Wife of imprisoned ex-attorney dies of cancer
Sylvia Minor, the wife of imprisoned former attorney Paul Minor, died of brain cancer as her husband sought a temporary release to be by her side, his attorney said Tuesday. She was 62.
Paul Minor’s father and his attorney, Hiram Eastland Jr., confirmed that Sylvia Minor died Monday. Both said they were “deeply saddened” by her death in Louisiana. She had been under hospice care for terminal brain cancer.
Minor was one of Mississippi’s most successful civil lawsuit attorneys before being sent to prison in 2007 for bribery. He and Sylvia were married 41 years.
She worked early on in his law office on the Mississippi coast, which eventually earned a national reputation and made millions from lawsuits against tobacco and asbestos makers and other companies.
She had degrees in social work from Louisiana State University and Tulane University and remained loyal to her husband throughout his legal troubles, often bringing a cushion to court for long days of testimony.
Paul Minor “was just absolutely crushed” by news of the death, said his father, journalist Bill Minor.
Paul Minor, 63, was granted a few hours to spend with his wife in February. He later asked the New Orleans-based 5th U.S. Circuit Court of Appeals to grant him emergency bond while the judges considered a request to throw out the conviction.
The 5th Circuit denied the request for bond, but noted that he may be eligible for a temporary release through the prison system. The following day, Minor asked U.S. Attorney General Eric Holder to support his request for a 30-day temporary release. No decision had been made.
“We’re really deeply saddened by Sylvia’s passing and we’re renewing our request to the Justice Department that Paul be allowed to spend this time with his family,” Eastland said.
Minor’s attorney sent another letter to Holder on Tuesday, asking that Minor be released immediately for 30 days to attend the funeral and spend time with his family, including a grown son and daughter.
A private funeral was being planned in New Orleans.

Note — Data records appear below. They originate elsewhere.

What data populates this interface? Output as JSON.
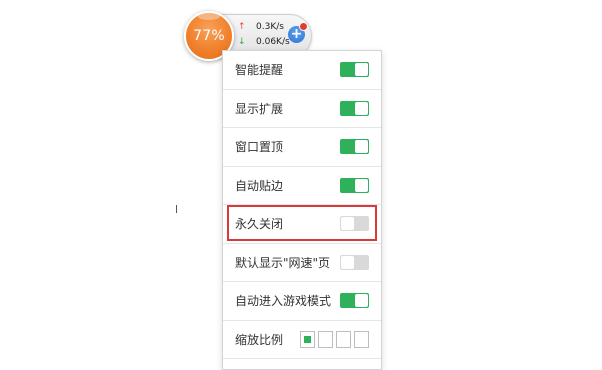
{
  "speed_ball": {
    "percent": "77%",
    "upload_speed": "0.3K/s",
    "download_speed": "0.06K/s",
    "upload_arrow": "↑",
    "download_arrow": "↓",
    "plus": "+"
  },
  "menu": {
    "items": [
      {
        "label": "智能提醒",
        "state": "on"
      },
      {
        "label": "显示扩展",
        "state": "on"
      },
      {
        "label": "窗口置顶",
        "state": "on"
      },
      {
        "label": "自动贴边",
        "state": "on"
      },
      {
        "label": "永久关闭",
        "state": "off"
      },
      {
        "label": "默认显示\"网速\"页",
        "state": "off"
      },
      {
        "label": "自动进入游戏模式",
        "state": "on"
      }
    ],
    "zoom": {
      "label": "缩放比例",
      "options_count": 4,
      "selected_index": 0
    }
  },
  "colors": {
    "toggle_on": "#2fb05a",
    "toggle_off": "#d9d9d9",
    "highlight": "#d63a3a",
    "ball_orange": "#f0812c"
  }
}
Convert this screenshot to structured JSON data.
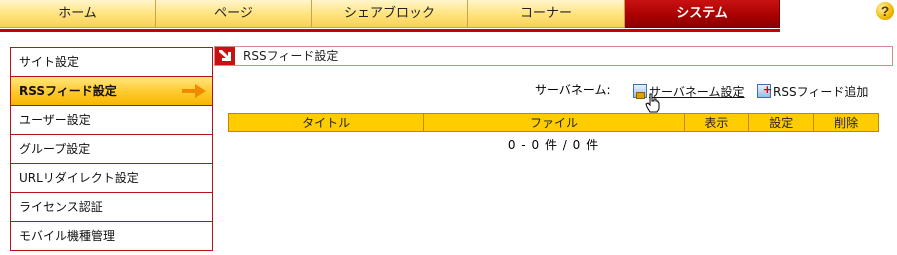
{
  "topnav": {
    "tabs": [
      {
        "label": "ホーム"
      },
      {
        "label": "ページ"
      },
      {
        "label": "シェアブロック"
      },
      {
        "label": "コーナー"
      },
      {
        "label": "システム"
      }
    ],
    "active_tab": "システム",
    "help_icon": "question-circle-icon"
  },
  "sidebar": {
    "items": [
      {
        "label": "サイト設定"
      },
      {
        "label": "RSSフィード設定"
      },
      {
        "label": "ユーザー設定"
      },
      {
        "label": "グループ設定"
      },
      {
        "label": "URLリダイレクト設定"
      },
      {
        "label": "ライセンス認証"
      },
      {
        "label": "モバイル機種管理"
      }
    ],
    "active_item": "RSSフィード設定",
    "active_arrow_icon": "right-arrow-icon"
  },
  "content": {
    "header_title": "RSSフィード設定",
    "header_icon": "red-down-arrow-icon",
    "server_name_label": "サーバネーム:",
    "server_name_value": "",
    "links": {
      "server_name_setting": "サーバネーム設定",
      "add_rss_feed": "RSSフィード追加"
    },
    "table": {
      "columns": [
        "タイトル",
        "ファイル",
        "表示",
        "設定",
        "削除"
      ]
    },
    "pager_text": "0 - 0 件 / 0 件"
  },
  "colors": {
    "active_tab_bg": "#b00000",
    "tab_bg": "#ffe27a",
    "sidebar_border": "#b5121b",
    "table_header_bg": "#ffcc00"
  }
}
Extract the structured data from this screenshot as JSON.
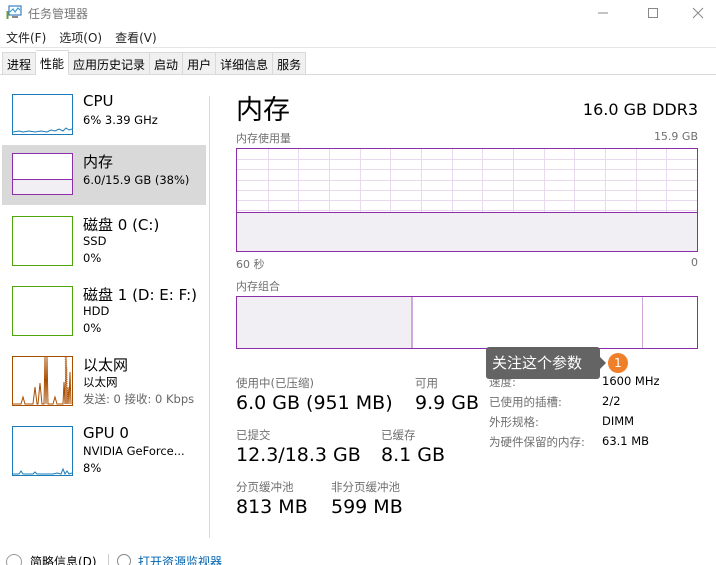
{
  "window": {
    "title": "任务管理器",
    "icon": "task-manager-icon",
    "controls": {
      "minimize": "minimize-icon",
      "maximize": "maximize-icon",
      "close": "close-icon"
    }
  },
  "menu": [
    {
      "label": "文件(F)"
    },
    {
      "label": "选项(O)"
    },
    {
      "label": "查看(V)"
    }
  ],
  "tabs": [
    {
      "label": "进程",
      "active": false
    },
    {
      "label": "性能",
      "active": true
    },
    {
      "label": "应用历史记录",
      "active": false
    },
    {
      "label": "启动",
      "active": false
    },
    {
      "label": "用户",
      "active": false
    },
    {
      "label": "详细信息",
      "active": false
    },
    {
      "label": "服务",
      "active": false
    }
  ],
  "sidebar": {
    "items": [
      {
        "title": "CPU",
        "line1": "6% 3.39 GHz",
        "line2": "",
        "color": "#1a7bb8",
        "selected": false
      },
      {
        "title": "内存",
        "line1": "6.0/15.9 GB (38%)",
        "line2": "",
        "color": "#8b2ea8",
        "selected": true,
        "usage_fraction": 0.38
      },
      {
        "title": "磁盘 0 (C:)",
        "line1": "SSD",
        "line2": "0%",
        "color": "#4da60c",
        "selected": false
      },
      {
        "title": "磁盘 1 (D: E: F:)",
        "line1": "HDD",
        "line2": "0%",
        "color": "#4da60c",
        "selected": false
      },
      {
        "title": "以太网",
        "line1": "以太网",
        "line2": "发送: 0 接收: 0 Kbps",
        "color": "#a74f01",
        "selected": false
      },
      {
        "title": "GPU 0",
        "line1": "NVIDIA GeForce...",
        "line2": "8%",
        "color": "#1a7bb8",
        "selected": false
      }
    ]
  },
  "main": {
    "title": "内存",
    "spec": "16.0 GB DDR3",
    "usage_graph": {
      "label": "内存使用量",
      "max_label": "15.9 GB",
      "x_left_label": "60 秒",
      "x_right_label": "0",
      "usage_fraction": 0.38,
      "color": "#8b2ea8"
    },
    "composition": {
      "label": "内存组合",
      "in_use_fraction": 0.38,
      "standby_fraction": 0.5,
      "free_fraction": 0.12
    },
    "stats": {
      "in_use_label": "使用中(已压缩)",
      "in_use_value": "6.0 GB (951 MB)",
      "available_label": "可用",
      "available_value": "9.9 GB",
      "committed_label": "已提交",
      "committed_value": "12.3/18.3 GB",
      "cached_label": "已缓存",
      "cached_value": "8.1 GB",
      "paged_label": "分页缓冲池",
      "paged_value": "813 MB",
      "nonpaged_label": "非分页缓冲池",
      "nonpaged_value": "599 MB"
    },
    "properties": [
      {
        "label": "速度:",
        "value": "1600 MHz"
      },
      {
        "label": "已使用的插槽:",
        "value": "2/2"
      },
      {
        "label": "外形规格:",
        "value": "DIMM"
      },
      {
        "label": "为硬件保留的内存:",
        "value": "63.1 MB"
      }
    ]
  },
  "annotation": {
    "tooltip": "关注这个参数",
    "badge": "1"
  },
  "bottom": {
    "fewer_details": "简略信息(D)",
    "resource_monitor": "打开资源监视器"
  }
}
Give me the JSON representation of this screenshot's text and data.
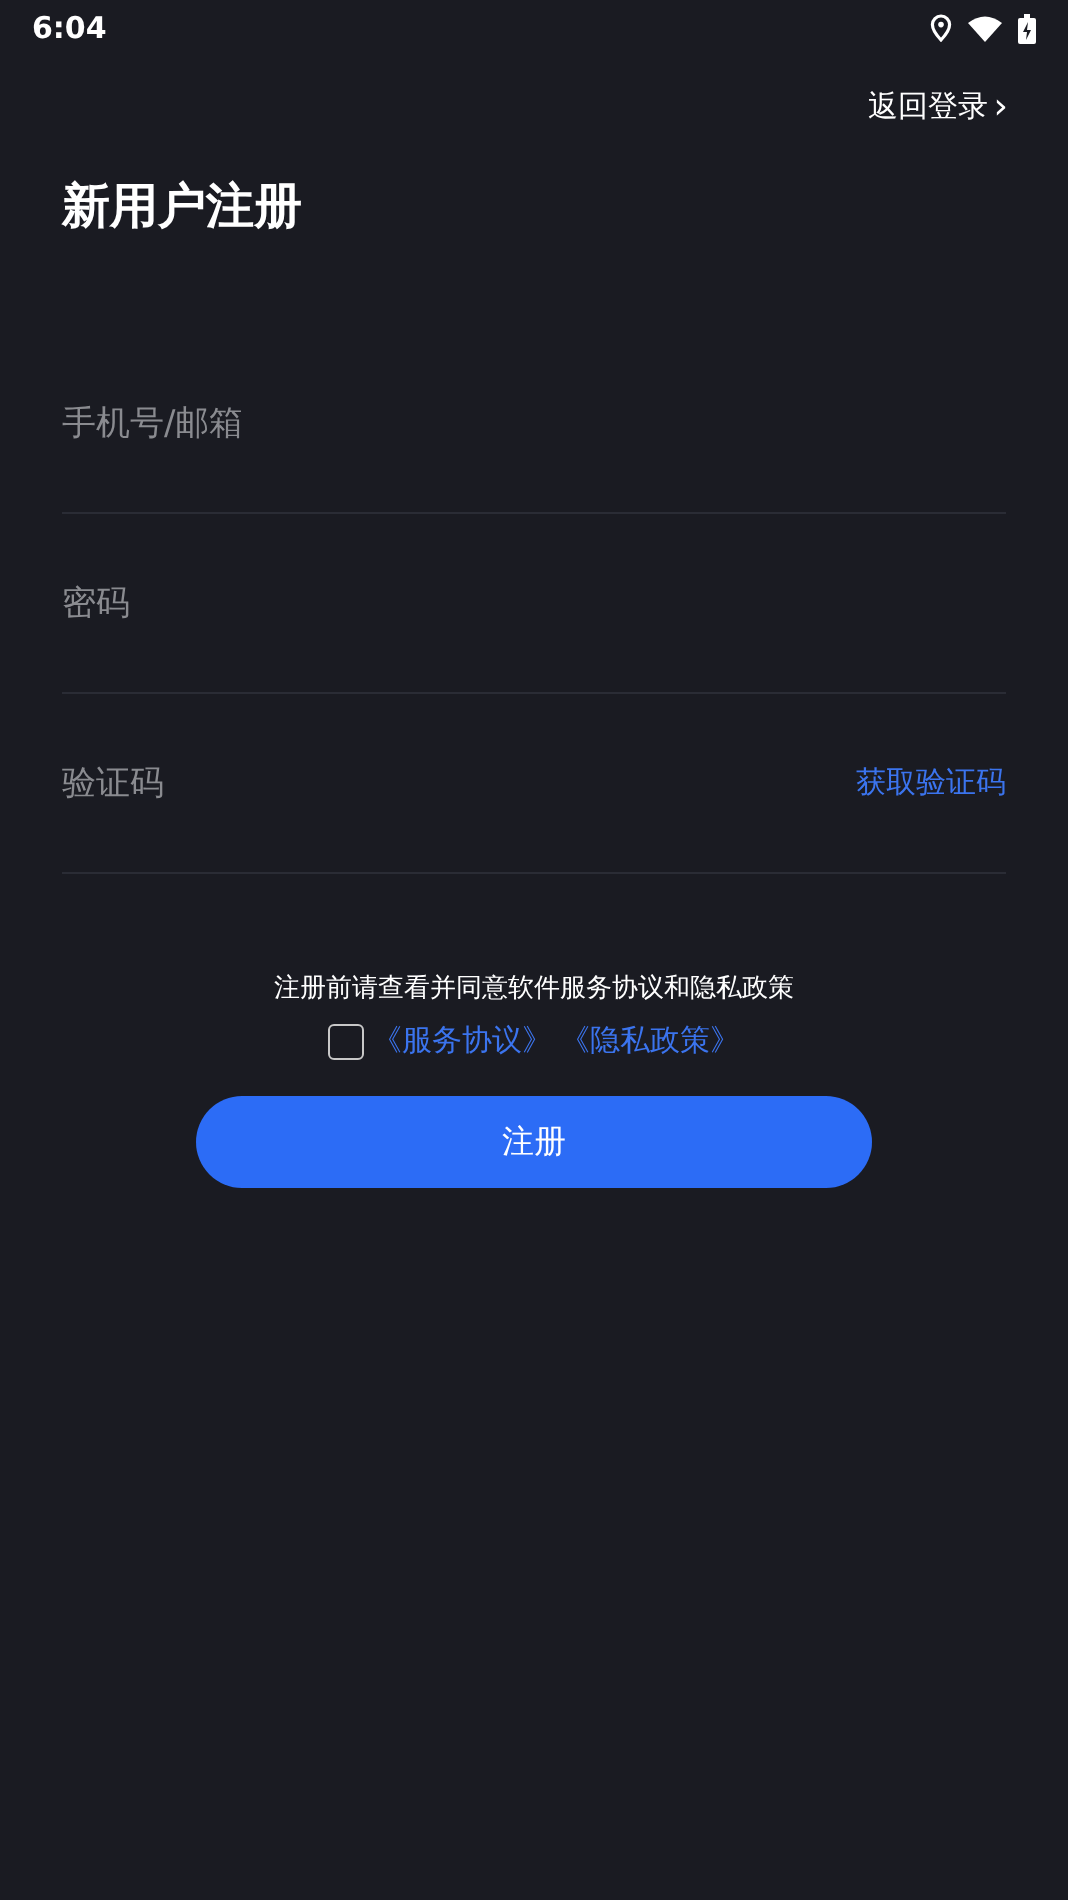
{
  "status_bar": {
    "time": "6:04"
  },
  "back_link": {
    "label": "返回登录",
    "chevron": "›"
  },
  "title": "新用户注册",
  "fields": [
    {
      "placeholder": "手机号/邮箱",
      "kind": "text"
    },
    {
      "placeholder": "密码",
      "kind": "password"
    },
    {
      "placeholder": "验证码",
      "kind": "code",
      "action": "获取验证码"
    }
  ],
  "agreement": {
    "notice": "注册前请查看并同意软件服务协议和隐私政策",
    "checked": false,
    "links": [
      "《服务协议》",
      "《隐私政策》"
    ]
  },
  "submit": "注册"
}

Minor is serving an 11-year sentence in a federal prison camp in Pensacola, Fla., after being convicted in March 2007 of bribing two former judges in coastal Harrison County.
He was convicted of orchestrating a scheme in which he guaranteed loans for the judges, then used cash and third parties to conceal the fact that he paid off the loans. The judges were convicted of giving Minor’s clients favorable rulings in exchange for the money.
Minor was one of the biggest financial backers of Democrats in Mississippi and claims he was wrongfully prosecuted by Republicans in the Bush Administration’s Justice Department. Prosecutors have called the allegation “wild speculation and innuendo.”
Bill Minor said Tuesday his son was wrongly convicted because “there was no bribery” and the two Harrison County judges ruled appropriately in favor of Paul Minor because his cases were solid.
Minor’s attorneys have made similar arguments in court, saying the trial jury should have been required to find explicit proof that the loans were in exchange for specific acts, known in legal terms as a “quid pro quo.”
Minor’s first trial in 2005 — when the jury was hung on some charges and acquitted Minor on others — included the quid pro quo instruction. The jury instructions in the second trial were different, requiring only a finding of “intent to influence,” Eastland has said.